|International Classification||H01L23/544, H01L21/00, B28D5/00, H01L21/304, H01L21/301|
|Cooperative Classification||Y10T83/0341, Y10T83/0356, Y10T225/321, Y10T83/0333, Y10T83/839, H01L23/544, H01L21/3043, B28D5/0011, H01L2223/54453, H01L21/67282, H01L2924/0002|
|European Classification||H01L21/67S8F, H01L21/304B, B28D5/00B1, H01L23/544|
|Sep 26, 1990||AS||Assignment|
Owner name: COMMISSARIAT A L ENERGIE ATOMIQUE
Free format text: ASSIGNMENT OF ASSIGNORS INTEREST.;ASSIGNOR:PETROZ, GERARD;REEL/FRAME:005446/0694
Effective date: 19900607
|Jul 1, 1996||FPAY||Fee payment|
Year of fee payment: 4
|Jul 11, 2000||SULP||Surcharge for late payment|
|Jul 11, 2000||FPAY||Fee payment|
Year of fee payment: 8
|Jul 14, 2004||REMI||Maintenance fee reminder mailed|

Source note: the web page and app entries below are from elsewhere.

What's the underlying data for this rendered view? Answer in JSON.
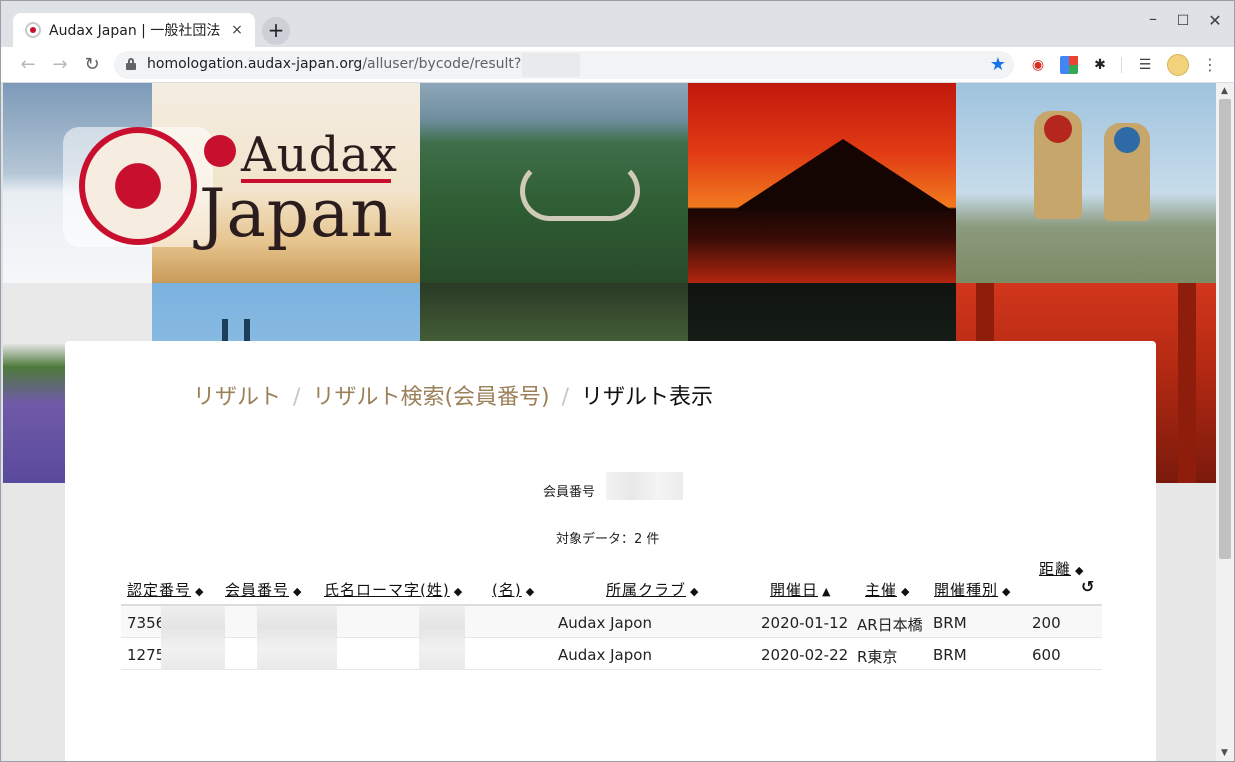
{
  "browser": {
    "tab_title": "Audax Japan | 一般社団法",
    "tab_close": "×",
    "new_tab": "+",
    "window_controls": {
      "minimize": "–",
      "maximize": "☐",
      "close": "✕"
    },
    "nav": {
      "back": "←",
      "forward": "→",
      "reload": "↻"
    },
    "url_host": "homologation.audax-japan.org",
    "url_path": "/alluser/bycode/result?code=",
    "star": "★",
    "menu": "⋮",
    "extensions": [
      "red-extension-icon",
      "google-translate-icon",
      "paw-extension-icon",
      "media-queue-icon",
      "profile-avatar"
    ]
  },
  "header": {
    "logo_line1": "Audax",
    "logo_line2": "Japan"
  },
  "breadcrumb": {
    "items": [
      "リザルト",
      "リザルト検索(会員番号)"
    ],
    "separator": "/",
    "current": "リザルト表示"
  },
  "summary": {
    "member_label": "会員番号",
    "count_label": "対象データ：2 件"
  },
  "table": {
    "headers": {
      "cert": "認定番号",
      "member": "会員番号",
      "roman_last": "氏名ローマ字(姓)",
      "roman_first": "(名)",
      "club": "所属クラブ",
      "date": "開催日",
      "host": "主催",
      "type": "開催種別",
      "distance": "距離"
    },
    "sort_both": "◆",
    "sort_asc": "▲",
    "reset": "↺",
    "rows": [
      {
        "cert": "735661",
        "club": "Audax Japon",
        "date": "2020-01-12",
        "host": "AR日本橋",
        "type": "BRM",
        "distance": "200"
      },
      {
        "cert": "127578",
        "club": "Audax Japon",
        "date": "2020-02-22",
        "host": "R東京",
        "type": "BRM",
        "distance": "600"
      }
    ]
  },
  "colors": {
    "crumb_link": "#9b8159",
    "brand_red": "#c8102e",
    "bookmark_star": "#1a73e8"
  }
}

|Dec 29, 2004||LAPS||Lapse for failure to pay maintenance fees|
|Feb 22, 2005||FP||Expired due to failure to pay maintenance fee|
Effective date: 20041229